Development Day 1: Decoupling from the Engine

ChronoWatch v1.0 suffers (well, suffered) from two primary problems:

  • It’s actually part of the game engine (GGEngine).
  • It ships with its own macros.

It was originally part of the game engine because, while modular, ChronoWatch wasn’t intended to be used in other game engines. The work that must be done here isn’t the prevent the game engine from depending on ChronoWatch but the other way around – prevent ChronoWatch from depending on the game engine. This specifically means:

  • Cease using GGEngine’s exceptions.
  • Cease using GGEngine’s libraries.
  • Cease providing GGEngine with that awkward macro, which shouldn’t be ChronoWatch specific. It is a design decision that – should the macro be desired – the game team should re-implement it.

GGEngine’s exceptions are no longer used as of today.

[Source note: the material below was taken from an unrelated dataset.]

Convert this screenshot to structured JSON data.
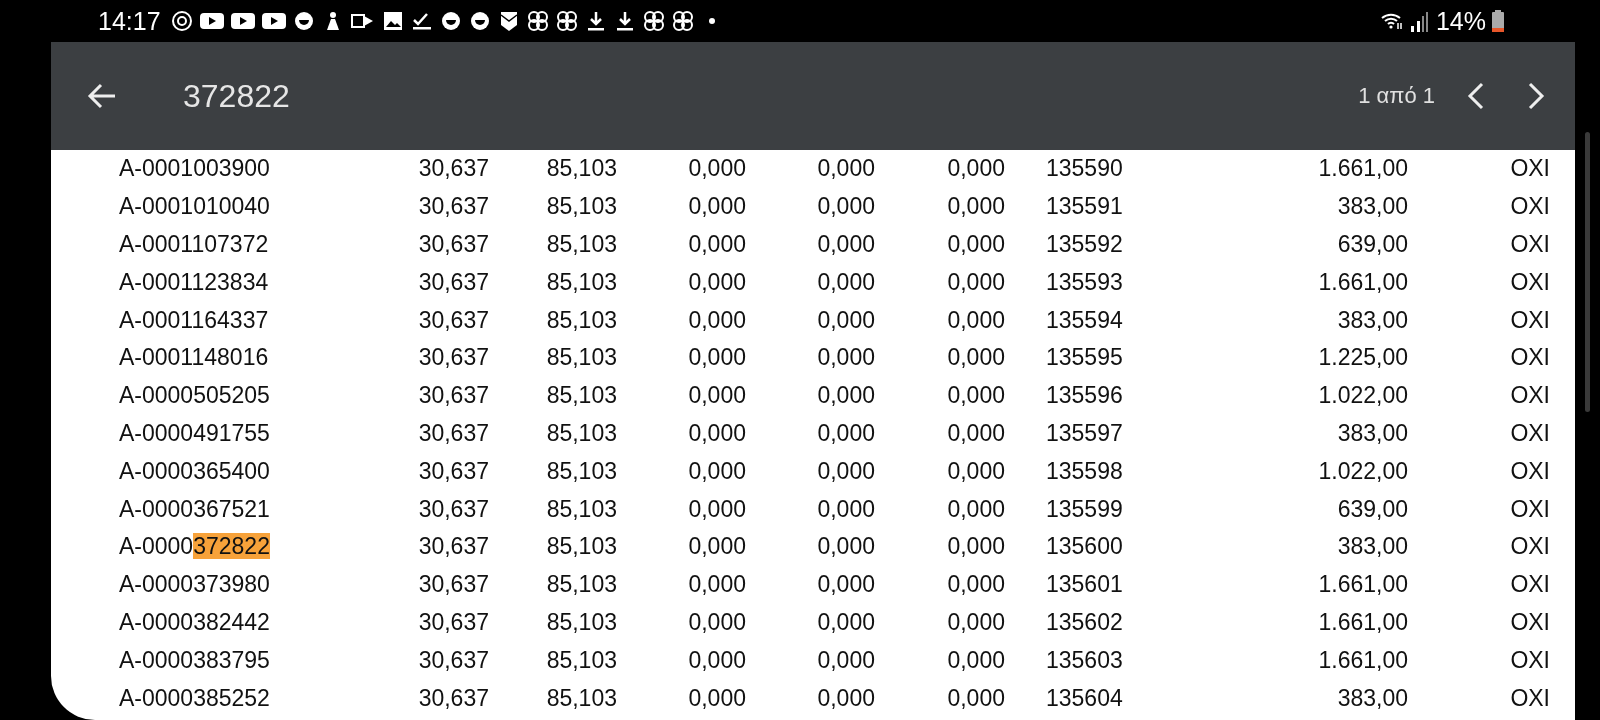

Macros were originally used because it appeared to make sense that a macro should exist for quickly getting the “real” current time. This is no longer the case.

Bye-Bye Macro

Time spent: 2.5 hours. (Admittedly, some tweaks were made to GGEngine as well.)

~Nolan T Yoo


Wait, what’s this?

This is the development blog for ChronoWatch v2.

ChronoWatch is a solo DigiPen project, designed to be a drop-in C++ Code/Routine Profiler. It’s primary purpose is to calculate the costs of systems in relation to other systems and how long the full frame to process. For instance, the Graphics engine may be 65% of your game engine’s frame time, the sprite-loading system may be 30% of the Graphics system’s frame time, so on and so forth.

It is specifically for DigiPen students building a custom engine in GAM courses at the 15X/2XX levels. DigiPen does not currently offer a fully-fledged Game Engine Architecture course, and as such, these students tend to be inexperienced. While I do not intend for ChronoWatch to fill that role, I do feel that it will be of great help to students that are building their first game engine.

It’s worth noting that more than 8 days were spend developing this project – about 300 hours in total were clocked – the 8 days are those in which a prominent feature was implemented, or an interesting thought was had. Many hours went into code refactors, debugging, consultations, the configuration of this website, and so on.


~Nolan T Yoo

Hello world!

This will be the blog for ChronoWatch… or ChronoSuite… or ChronoSweetSuite.
I’m nearly certain I’m going to settle on ChronoWatch (v2.0) as the working title. At least until I feel like doing a non-DigiPen version rewrite.

Until further development, I’d like to close with a joke:

Him: Wow. There's a lot of junk in that trunk.
Me: You're still calling it a trunk? Are you using SVN? We're in the age of decentralized development, you know!
Him: ... I'm leaving.

I’m funny, I swear.

~Nolan T Yoo